Collection entries
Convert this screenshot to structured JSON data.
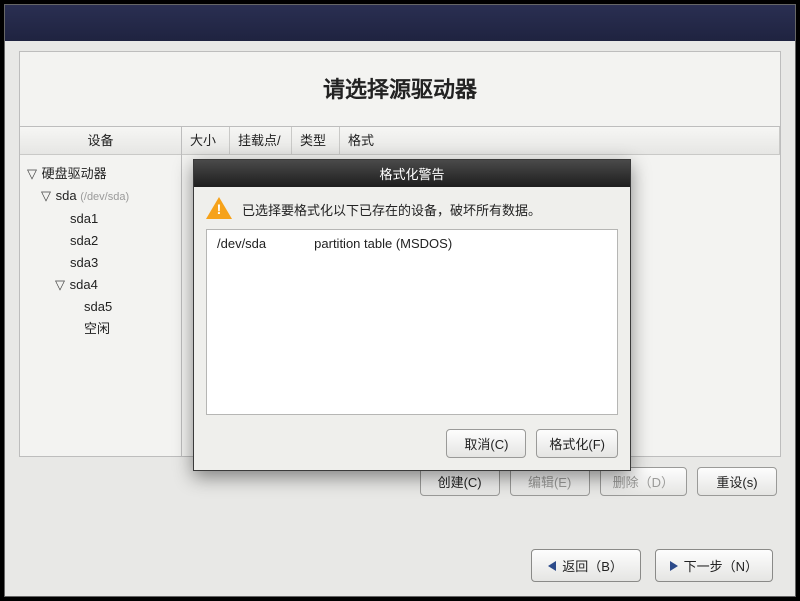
{
  "page_title": "请选择源驱动器",
  "columns": {
    "device": "设备",
    "size": "大小",
    "mount": "挂载点/",
    "type": "类型",
    "format": "格式"
  },
  "tree": {
    "root_label": "硬盘驱动器",
    "sda_label": "sda",
    "sda_hint": "(/dev/sda)",
    "items": [
      {
        "label": "sda1"
      },
      {
        "label": "sda2"
      },
      {
        "label": "sda3"
      },
      {
        "label": "sda4",
        "expandable": true
      },
      {
        "label": "sda5",
        "child": true
      },
      {
        "label": "空闲",
        "child": true
      }
    ]
  },
  "buttons": {
    "create": "创建(C)",
    "edit": "编辑(E)",
    "delete": "删除（D）",
    "reset": "重设(s)",
    "back": "返回（B）",
    "next": "下一步（N）"
  },
  "dialog": {
    "title": "格式化警告",
    "message": "已选择要格式化以下已存在的设备，破坏所有数据。",
    "device_path": "/dev/sda",
    "device_desc": "partition table (MSDOS)",
    "cancel": "取消(C)",
    "format": "格式化(F)"
  }
}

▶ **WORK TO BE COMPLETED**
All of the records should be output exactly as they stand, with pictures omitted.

▶ **ANSWER BOX**
Convert this screenshot to structured JSON data.
{
  "page_title": "请选择源驱动器",
  "columns": {
    "device": "设备",
    "size": "大小",
    "mount": "挂载点/",
    "type": "类型",
    "format": "格式"
  },
  "tree": {
    "root_label": "硬盘驱动器",
    "sda_label": "sda",
    "sda_hint": "(/dev/sda)",
    "items": [
      {
        "label": "sda1"
      },
      {
        "label": "sda2"
      },
      {
        "label": "sda3"
      },
      {
        "label": "sda4",
        "expandable": true
      },
      {
        "label": "sda5",
        "child": true
      },
      {
        "label": "空闲",
        "child": true
      }
    ]
  },
  "buttons": {
    "create": "创建(C)",
    "edit": "编辑(E)",
    "delete": "删除（D）",
    "reset": "重设(s)",
    "back": "返回（B）",
    "next": "下一步（N）"
  },
  "dialog": {
    "title": "格式化警告",
    "message": "已选择要格式化以下已存在的设备，破坏所有数据。",
    "device_path": "/dev/sda",
    "device_desc": "partition table (MSDOS)",
    "cancel": "取消(C)",
    "format": "格式化(F)"
  }
}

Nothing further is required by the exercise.